Can human intelligence thrive in computer hardware? The Silicon Man tells an intensely human, suspenseful story showing how it may be done, sooner rather than later.
Five renegade scientists are pursuing secret research to achieve immortality by uploading themselves into silicon. When one relentless investigator threatens everything they have tried to achieve, the outcome will change the world.
William Gibson praised this novel as "a plausible, well-crafted narrative exploring cyberspace in a wholly new and very refeshing way." The Washington Post described it as "a well-plotted, fast-paced, and imaginative look into the future." Science Fiction Review said that it ranks "right up there with Michaelmas and The Demolished Man." And Gregory Benford commented, "In fascinating detail, Platt shows us what it would really be like to live (and breathe!) in cyberspace."
Nominated for the John W. Campbell award and the Philip K. Dick award.
Charles Platt (1945 - )
Charles Platt was a science-fiction writer, editor, journalist, critic, and graphic designer from the 1960s through to the 1990s. He created a unique look for New Worlds magazine at the same time that it was publishing his stories, including the grimly predictive "Lone Zone" and the comedic "Garbage World." After emigrating to the United States in 1970, Platt was a science-fiction editor for three American publishers and founded The Patchin Review, a notoriously polemical lit-crit quarterly.
Platt's fiction has ranged from humorous novels, such as Less Than Human and Free Zone, to a meticulously researched techno-thriller, The Silicon Man, which was nominated for a Campbell award. His columns appeared in Interzone, Science Fiction Eye, and Fantasy and Science Fiction before he moved into tech journalism as a senior writer at Wired magazine.

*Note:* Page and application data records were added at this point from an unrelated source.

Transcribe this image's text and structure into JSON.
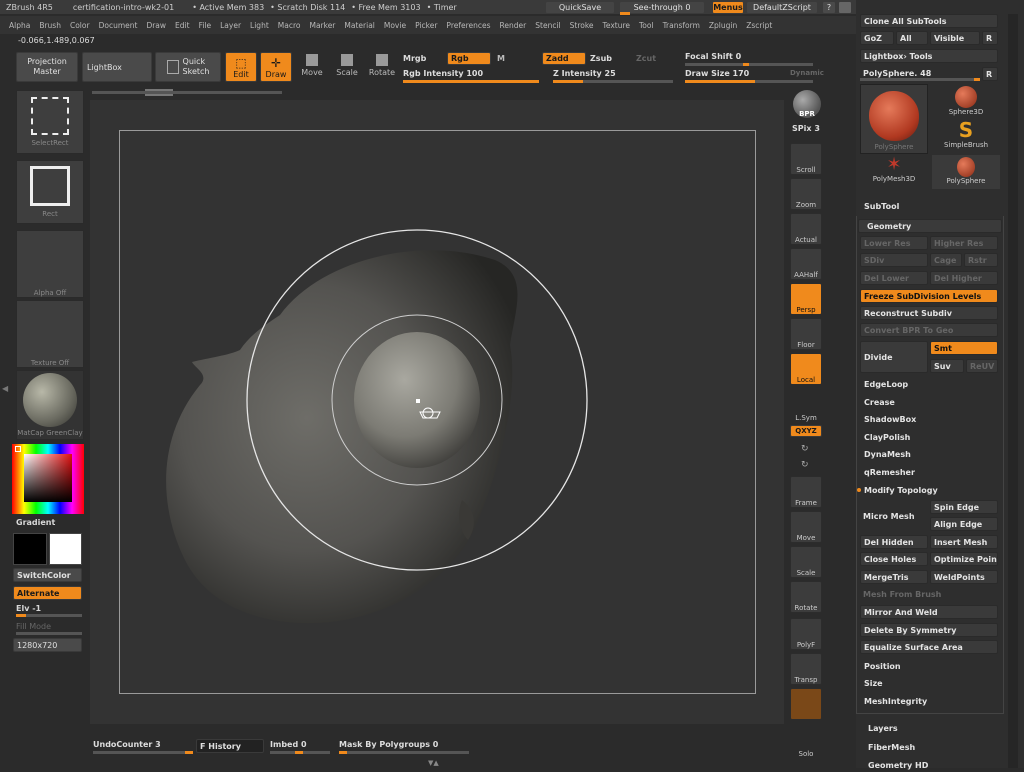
{
  "title": {
    "app": "ZBrush 4R5",
    "doc": "certification-intro-wk2-01",
    "active_mem": "• Active Mem 383",
    "scratch": "• Scratch Disk 114",
    "free_mem": "• Free Mem 3103",
    "timer": "• Timer",
    "quicksave": "QuickSave",
    "seethrough": "See-through  0",
    "menus": "Menus",
    "script": "DefaultZScript"
  },
  "menu": [
    "Alpha",
    "Brush",
    "Color",
    "Document",
    "Draw",
    "Edit",
    "File",
    "Layer",
    "Light",
    "Macro",
    "Marker",
    "Material",
    "Movie",
    "Picker",
    "Preferences",
    "Render",
    "Stencil",
    "Stroke",
    "Texture",
    "Tool",
    "Transform",
    "Zplugin",
    "Zscript"
  ],
  "coords": "-0.066,1.489,0.067",
  "toolbar": {
    "projection": "Projection\nMaster",
    "lightbox": "LightBox",
    "quick_sketch": "Quick\nSketch",
    "edit": "Edit",
    "draw": "Draw",
    "move": "Move",
    "scale": "Scale",
    "rotate": "Rotate",
    "mrgb": "Mrgb",
    "rgb": "Rgb",
    "m": "M",
    "zadd": "Zadd",
    "zsub": "Zsub",
    "zcut": "Zcut",
    "rgb_intensity": "Rgb  Intensity 100",
    "z_intensity": "Z  Intensity 25",
    "focal_shift": "Focal Shift 0",
    "draw_size": "Draw Size 170",
    "dynamic": "Dynamic"
  },
  "left": {
    "select_rect": "SelectRect",
    "rect": "Rect",
    "alpha_off": "Alpha  Off",
    "texture_off": "Texture  Off",
    "matcap": "MatCap GreenClay",
    "gradient": "Gradient",
    "switch_color": "SwitchColor",
    "alternate": "Alternate",
    "elv": "Elv -1",
    "fill_mode": "Fill Mode",
    "doc_size": "1280x720"
  },
  "shelf": [
    {
      "id": "bpr",
      "label": "BPR"
    },
    {
      "id": "spix",
      "label": "SPix 3"
    },
    {
      "id": "scroll",
      "label": "Scroll"
    },
    {
      "id": "zoom",
      "label": "Zoom"
    },
    {
      "id": "actual",
      "label": "Actual"
    },
    {
      "id": "aahalf",
      "label": "AAHalf"
    },
    {
      "id": "persp",
      "label": "Persp"
    },
    {
      "id": "floor",
      "label": "Floor"
    },
    {
      "id": "local",
      "label": "Local"
    },
    {
      "id": "lsym",
      "label": "L.Sym"
    },
    {
      "id": "xyz",
      "label": "QXYZ"
    },
    {
      "id": "frame",
      "label": "Frame"
    },
    {
      "id": "move",
      "label": "Move"
    },
    {
      "id": "scale",
      "label": "Scale"
    },
    {
      "id": "rotate",
      "label": "Rotate"
    },
    {
      "id": "polyf",
      "label": "PolyF"
    },
    {
      "id": "transp",
      "label": "Transp"
    },
    {
      "id": "solo",
      "label": "Solo"
    }
  ],
  "bottom": {
    "undo": "UndoCounter 3",
    "history": "F History",
    "imbed": "Imbed 0",
    "mask": "Mask By Polygroups 0"
  },
  "right": {
    "clone_all": "Clone All SubTools",
    "goz": "GoZ",
    "all": "All",
    "visible": "Visible",
    "r": "R",
    "lightbox_tools": "Lightbox› Tools",
    "polysphere_slider": "PolySphere. 48",
    "tools": [
      {
        "label": "PolySphere"
      },
      {
        "label": "Sphere3D"
      },
      {
        "label": "SimpleBrush"
      },
      {
        "label": "PolyMesh3D"
      },
      {
        "label": "PolySphere"
      }
    ],
    "subtool": "SubTool",
    "geometry": "Geometry",
    "lower_res": "Lower Res",
    "higher_res": "Higher Res",
    "sdiv": "SDiv",
    "cage": "Cage",
    "rstr": "Rstr",
    "del_lower": "Del Lower",
    "del_higher": "Del Higher",
    "freeze": "Freeze SubDivision Levels",
    "reconstruct": "Reconstruct Subdiv",
    "convert_bpr": "Convert BPR To Geo",
    "divide": "Divide",
    "smt": "Smt",
    "suv": "Suv",
    "reuv": "ReUV",
    "edgeloop": "EdgeLoop",
    "crease": "Crease",
    "shadowbox": "ShadowBox",
    "claypolish": "ClayPolish",
    "dynamesh": "DynaMesh",
    "qremesher": "qRemesher",
    "modify_topology": "Modify Topology",
    "micro_mesh": "Micro Mesh",
    "spin_edge": "Spin Edge",
    "align_edge": "Align Edge",
    "del_hidden": "Del Hidden",
    "insert_mesh": "Insert Mesh",
    "close_holes": "Close Holes",
    "optimize_points": "Optimize Poin",
    "mergetris": "MergeTris",
    "weldpoints": "WeldPoints",
    "mesh_from_brush": "Mesh From Brush",
    "mirror_weld": "Mirror And Weld",
    "delete_symmetry": "Delete By Symmetry",
    "equalize": "Equalize Surface Area",
    "position": "Position",
    "size": "Size",
    "meshintegrity": "MeshIntegrity",
    "layers": "Layers",
    "fibermesh": "FiberMesh",
    "geometry_hd": "Geometry HD"
  },
  "colors": {
    "accent": "#f08a1c",
    "bg": "#2b2b2b",
    "canvas": "#333333"
  }
}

His science fiction remains a memorably unusual mix of humor, suspense, prediction, and social comment.